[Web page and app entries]
════════════════════

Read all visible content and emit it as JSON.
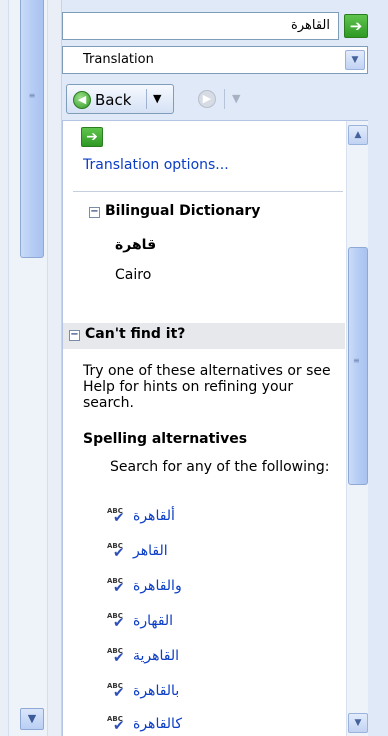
{
  "search": {
    "value": "القاهرة",
    "go_icon": "green-right-arrow"
  },
  "service": {
    "selected": "Translation"
  },
  "nav": {
    "back_label": "Back"
  },
  "results": {
    "translation_options_label": "Translation options...",
    "bilingual_title": "Bilingual Dictionary",
    "arabic_term": "قاهرة",
    "english_term": "Cairo",
    "cantfind_title": "Can't find it?",
    "cantfind_text": "Try one of these alternatives or see Help for hints on refining your search.",
    "spelling_title": "Spelling alternatives",
    "search_for_text": "Search for any of the following:",
    "alternatives": [
      "ألقاهرة",
      "القاهر",
      "والقاهرة",
      "القهارة",
      "القاهرية",
      "بالقاهرة",
      "كالقاهرة"
    ]
  }
}
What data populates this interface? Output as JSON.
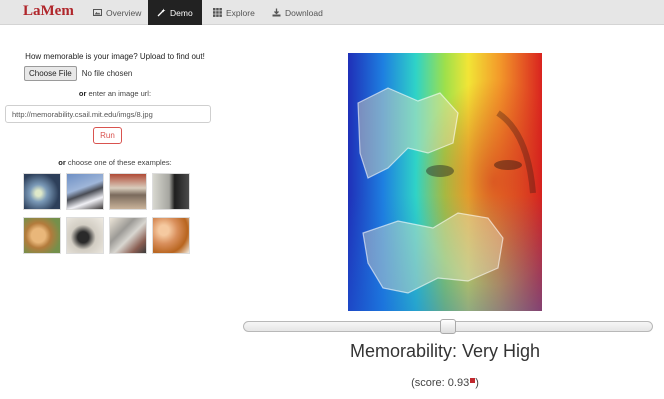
{
  "brand": "LaMem",
  "nav": [
    {
      "label": "Overview",
      "icon": "image-icon",
      "active": false
    },
    {
      "label": "Demo",
      "icon": "wand-icon",
      "active": true
    },
    {
      "label": "Explore",
      "icon": "grid-icon",
      "active": false
    },
    {
      "label": "Download",
      "icon": "download-icon",
      "active": false
    }
  ],
  "upload": {
    "prompt": "How memorable is your image? Upload to find out!",
    "choose_label": "Choose File",
    "no_file": "No file chosen",
    "or_word": "or",
    "url_hint": "enter an image url:",
    "url_value": "http://memorability.csail.mit.edu/imgs/8.jpg",
    "run_label": "Run",
    "examples_hint": "choose one of these examples:"
  },
  "result": {
    "title": "Memorability: Very High",
    "score_prefix": "(score: ",
    "score_value": "0.93",
    "score_suffix": ")",
    "slider_level": 0.5
  },
  "colors": {
    "brand": "#b0262b",
    "run_button": "#d9534f",
    "nav_active_bg": "#222222"
  }
}
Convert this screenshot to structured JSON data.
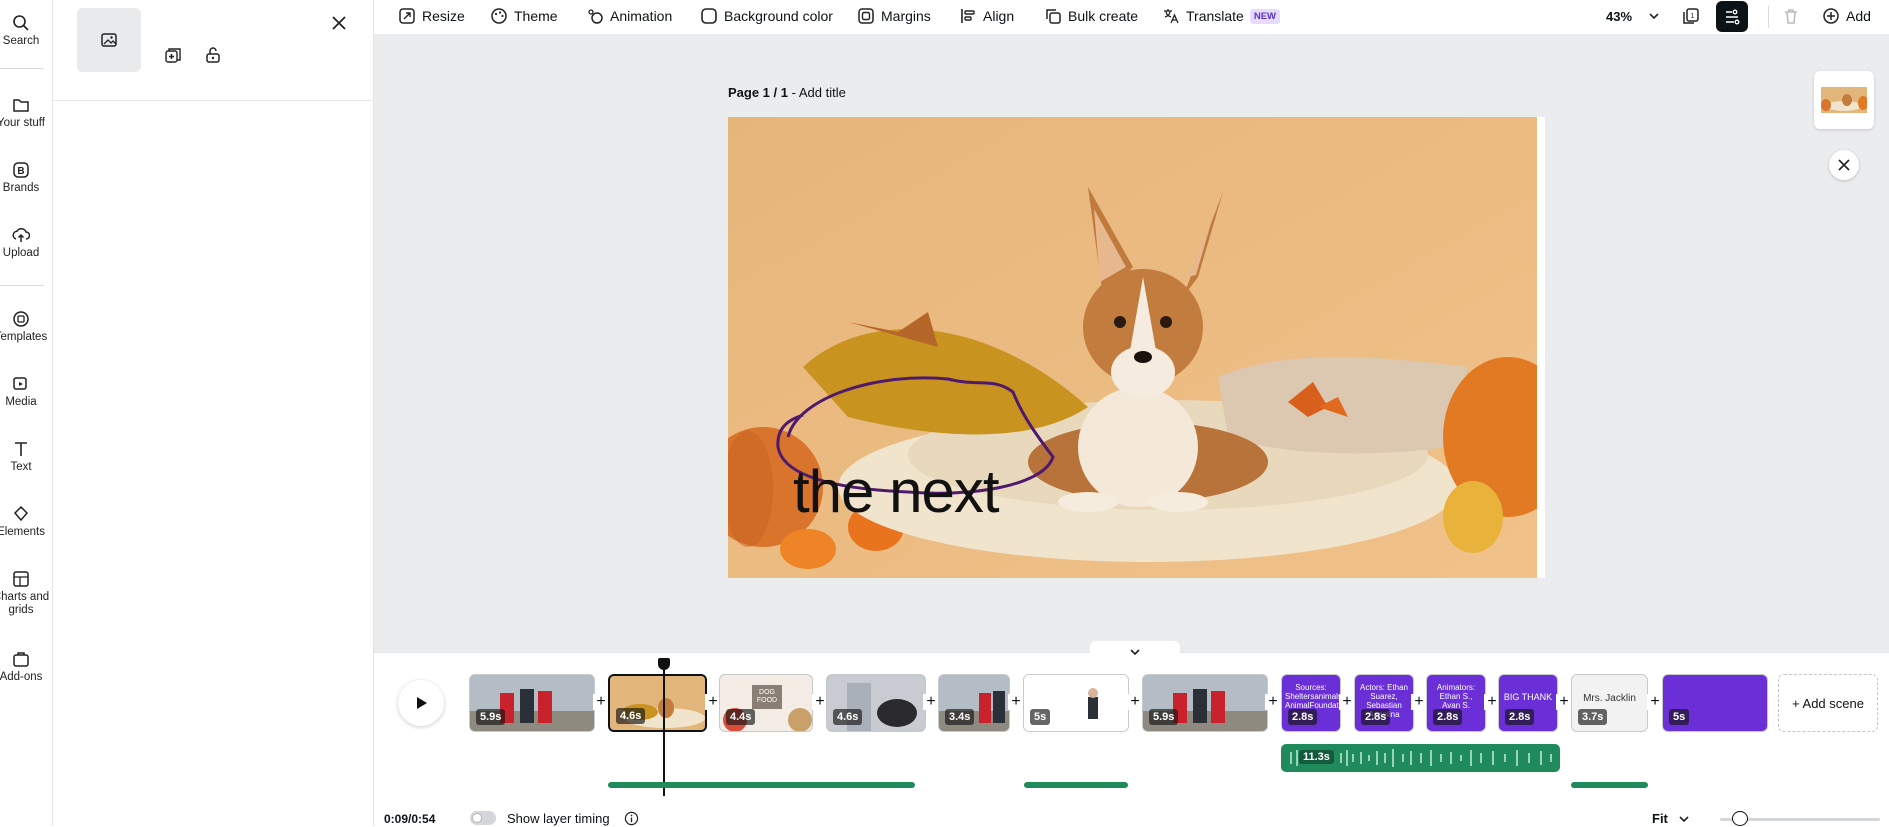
{
  "rail": {
    "items": [
      {
        "label": "Search",
        "icon": "search-icon"
      },
      {
        "label": "Your stuff",
        "icon": "folder-icon"
      },
      {
        "label": "Brands",
        "icon": "brand-icon"
      },
      {
        "label": "Upload",
        "icon": "upload-icon"
      },
      {
        "label": "Templates",
        "icon": "templates-icon"
      },
      {
        "label": "Media",
        "icon": "media-icon"
      },
      {
        "label": "Text",
        "icon": "text-icon"
      },
      {
        "label": "Elements",
        "icon": "elements-icon"
      },
      {
        "label": "Charts and grids",
        "icon": "charts-icon"
      },
      {
        "label": "Add-ons",
        "icon": "addons-icon"
      }
    ]
  },
  "toolbar": {
    "resize": "Resize",
    "theme": "Theme",
    "animation": "Animation",
    "background_color": "Background color",
    "margins": "Margins",
    "align": "Align",
    "bulk_create": "Bulk create",
    "translate": "Translate",
    "translate_badge": "NEW",
    "zoom": "43%",
    "add": "Add"
  },
  "page": {
    "label": "Page 1 / 1",
    "title_placeholder": "Add title",
    "canvas_text": "the next"
  },
  "timeline": {
    "clips": [
      {
        "duration": "5.9s",
        "selected": false
      },
      {
        "duration": "4.6s",
        "selected": true
      },
      {
        "duration": "4.4s",
        "selected": false,
        "caption": "DOG FOOD"
      },
      {
        "duration": "4.6s",
        "selected": false
      },
      {
        "duration": "3.4s",
        "selected": false
      },
      {
        "duration": "5s",
        "selected": false
      },
      {
        "duration": "5.9s",
        "selected": false
      },
      {
        "duration": "2.8s",
        "selected": false,
        "caption": "Sources: Sheltersanimalscount, AnimalFoundation"
      },
      {
        "duration": "2.8s",
        "selected": false,
        "caption": "Actors: Ethan Suarez, Sebastian Angelina"
      },
      {
        "duration": "2.8s",
        "selected": false,
        "caption": "Animators: Ethan S., Avan S."
      },
      {
        "duration": "2.8s",
        "selected": false,
        "caption": "BIG THANK"
      },
      {
        "duration": "3.7s",
        "selected": false,
        "caption": "Mrs. Jacklin"
      },
      {
        "duration": "5s",
        "selected": false
      }
    ],
    "add_scene": "+ Add scene",
    "audio_duration": "11.3s",
    "time": "0:09/0:54",
    "show_layer_timing": "Show layer timing",
    "fit": "Fit"
  },
  "colors": {
    "accent_purple": "#6a2fd6",
    "audio_green": "#1f8a5c",
    "canvas_bg": "#e2b67a"
  }
}
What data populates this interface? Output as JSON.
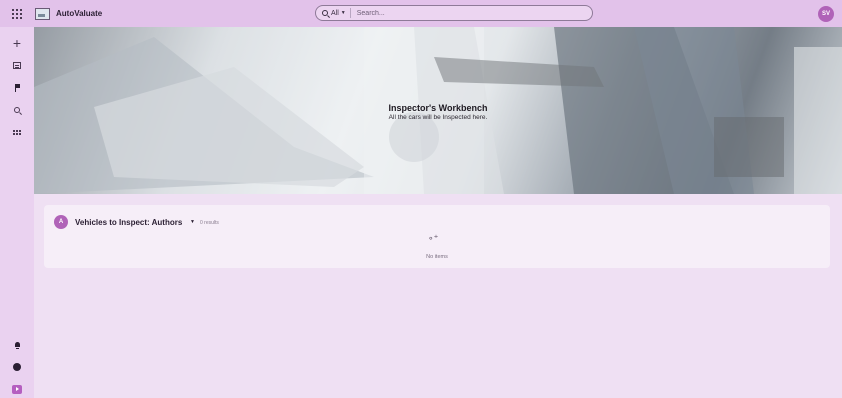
{
  "header": {
    "app_title": "AutoValuate",
    "search_scope": "All",
    "search_placeholder": "Search...",
    "user_initials": "SV"
  },
  "rail": {
    "icons": [
      "plus-icon",
      "list-icon",
      "flag-icon",
      "search-icon",
      "grid-icon"
    ],
    "bottom_icons": [
      "bell-icon",
      "help-icon",
      "expand-icon"
    ]
  },
  "hero": {
    "title": "Inspector's Workbench",
    "subtitle": "All the cars will be Inspected here."
  },
  "section": {
    "avatar_letter": "A",
    "title": "Vehicles to Inspect: Authors",
    "results": "0 results",
    "empty_text": "No items"
  },
  "colors": {
    "topbar": "#e2c2ea",
    "accent": "#b063b8",
    "background": "#efe0f3"
  }
}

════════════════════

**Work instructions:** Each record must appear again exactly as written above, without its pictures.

**Answer section:**
Read all visible content and emit it as JSON.
{
  "search": {
    "value": "القاهرة",
    "go_icon": "green-right-arrow"
  },
  "service": {
    "selected": "Translation"
  },
  "nav": {
    "back_label": "Back"
  },
  "results": {
    "translation_options_label": "Translation options...",
    "bilingual_title": "Bilingual Dictionary",
    "arabic_term": "قاهرة",
    "english_term": "Cairo",
    "cantfind_title": "Can't find it?",
    "cantfind_text": "Try one of these alternatives or see Help for hints on refining your search.",
    "spelling_title": "Spelling alternatives",
    "search_for_text": "Search for any of the following:",
    "alternatives": [
      "ألقاهرة",
      "القاهر",
      "والقاهرة",
      "القهارة",
      "القاهرية",
      "بالقاهرة",
      "كالقاهرة"
    ]
  }
}
What data populates this interface? Output as JSON.
{
  "brand": "LaMem",
  "nav": [
    {
      "label": "Overview",
      "icon": "image-icon",
      "active": false
    },
    {
      "label": "Demo",
      "icon": "wand-icon",
      "active": true
    },
    {
      "label": "Explore",
      "icon": "grid-icon",
      "active": false
    },
    {
      "label": "Download",
      "icon": "download-icon",
      "active": false
    }
  ],
  "upload": {
    "prompt": "How memorable is your image? Upload to find out!",
    "choose_label": "Choose File",
    "no_file": "No file chosen",
    "or_word": "or",
    "url_hint": "enter an image url:",
    "url_value": "http://memorability.csail.mit.edu/imgs/8.jpg",
    "run_label": "Run",
    "examples_hint": "choose one of these examples:"
  },
  "result": {
    "title": "Memorability: Very High",
    "score_prefix": "(score: ",
    "score_value": "0.93",
    "score_suffix": ")",
    "slider_level": 0.5
  },
  "colors": {
    "brand": "#b0262b",
    "run_button": "#d9534f",
    "nav_active_bg": "#222222"
  }
}
Convert this screenshot to structured JSON data.
{
  "rail": {
    "items": [
      {
        "label": "Search",
        "icon": "search-icon"
      },
      {
        "label": "Your stuff",
        "icon": "folder-icon"
      },
      {
        "label": "Brands",
        "icon": "brand-icon"
      },
      {
        "label": "Upload",
        "icon": "upload-icon"
      },
      {
        "label": "Templates",
        "icon": "templates-icon"
      },
      {
        "label": "Media",
        "icon": "media-icon"
      },
      {
        "label": "Text",
        "icon": "text-icon"
      },
      {
        "label": "Elements",
        "icon": "elements-icon"
      },
      {
        "label": "Charts and grids",
        "icon": "charts-icon"
      },
      {
        "label": "Add-ons",
        "icon": "addons-icon"
      }
    ]
  },
  "toolbar": {
    "resize": "Resize",
    "theme": "Theme",
    "animation": "Animation",
    "background_color": "Background color",
    "margins": "Margins",
    "align": "Align",
    "bulk_create": "Bulk create",
    "translate": "Translate",
    "translate_badge": "NEW",
    "zoom": "43%",
    "add": "Add"
  },
  "page": {
    "label": "Page 1 / 1",
    "title_placeholder": "Add title",
    "canvas_text": "the next"
  },
  "timeline": {
    "clips": [
      {
        "duration": "5.9s",
        "selected": false
      },
      {
        "duration": "4.6s",
        "selected": true
      },
      {
        "duration": "4.4s",
        "selected": false,
        "caption": "DOG FOOD"
      },
      {
        "duration": "4.6s",
        "selected": false
      },
      {
        "duration": "3.4s",
        "selected": false
      },
      {
        "duration": "5s",
        "selected": false
      },
      {
        "duration": "5.9s",
        "selected": false
      },
      {
        "duration": "2.8s",
        "selected": false,
        "caption": "Sources: Sheltersanimalscount, AnimalFoundation"
      },
      {
        "duration": "2.8s",
        "selected": false,
        "caption": "Actors: Ethan Suarez, Sebastian Angelina"
      },
      {
        "duration": "2.8s",
        "selected": false,
        "caption": "Animators: Ethan S., Avan S."
      },
      {
        "duration": "2.8s",
        "selected": false,
        "caption": "BIG THANK"
      },
      {
        "duration": "3.7s",
        "selected": false,
        "caption": "Mrs. Jacklin"
      },
      {
        "duration": "5s",
        "selected": false
      }
    ],
    "add_scene": "+ Add scene",
    "audio_duration": "11.3s",
    "time": "0:09/0:54",
    "show_layer_timing": "Show layer timing",
    "fit": "Fit"
  },
  "colors": {
    "accent_purple": "#6a2fd6",
    "audio_green": "#1f8a5c",
    "canvas_bg": "#e2b67a"
  }
}
What data populates this interface? Output as JSON.
{
  "header": {
    "app_title": "AutoValuate",
    "search_scope": "All",
    "search_placeholder": "Search...",
    "user_initials": "SV"
  },
  "rail": {
    "icons": [
      "plus-icon",
      "list-icon",
      "flag-icon",
      "search-icon",
      "grid-icon"
    ],
    "bottom_icons": [
      "bell-icon",
      "help-icon",
      "expand-icon"
    ]
  },
  "hero": {
    "title": "Inspector's Workbench",
    "subtitle": "All the cars will be Inspected here."
  },
  "section": {
    "avatar_letter": "A",
    "title": "Vehicles to Inspect: Authors",
    "results": "0 results",
    "empty_text": "No items"
  },
  "colors": {
    "topbar": "#e2c2ea",
    "accent": "#b063b8",
    "background": "#efe0f3"
  }
}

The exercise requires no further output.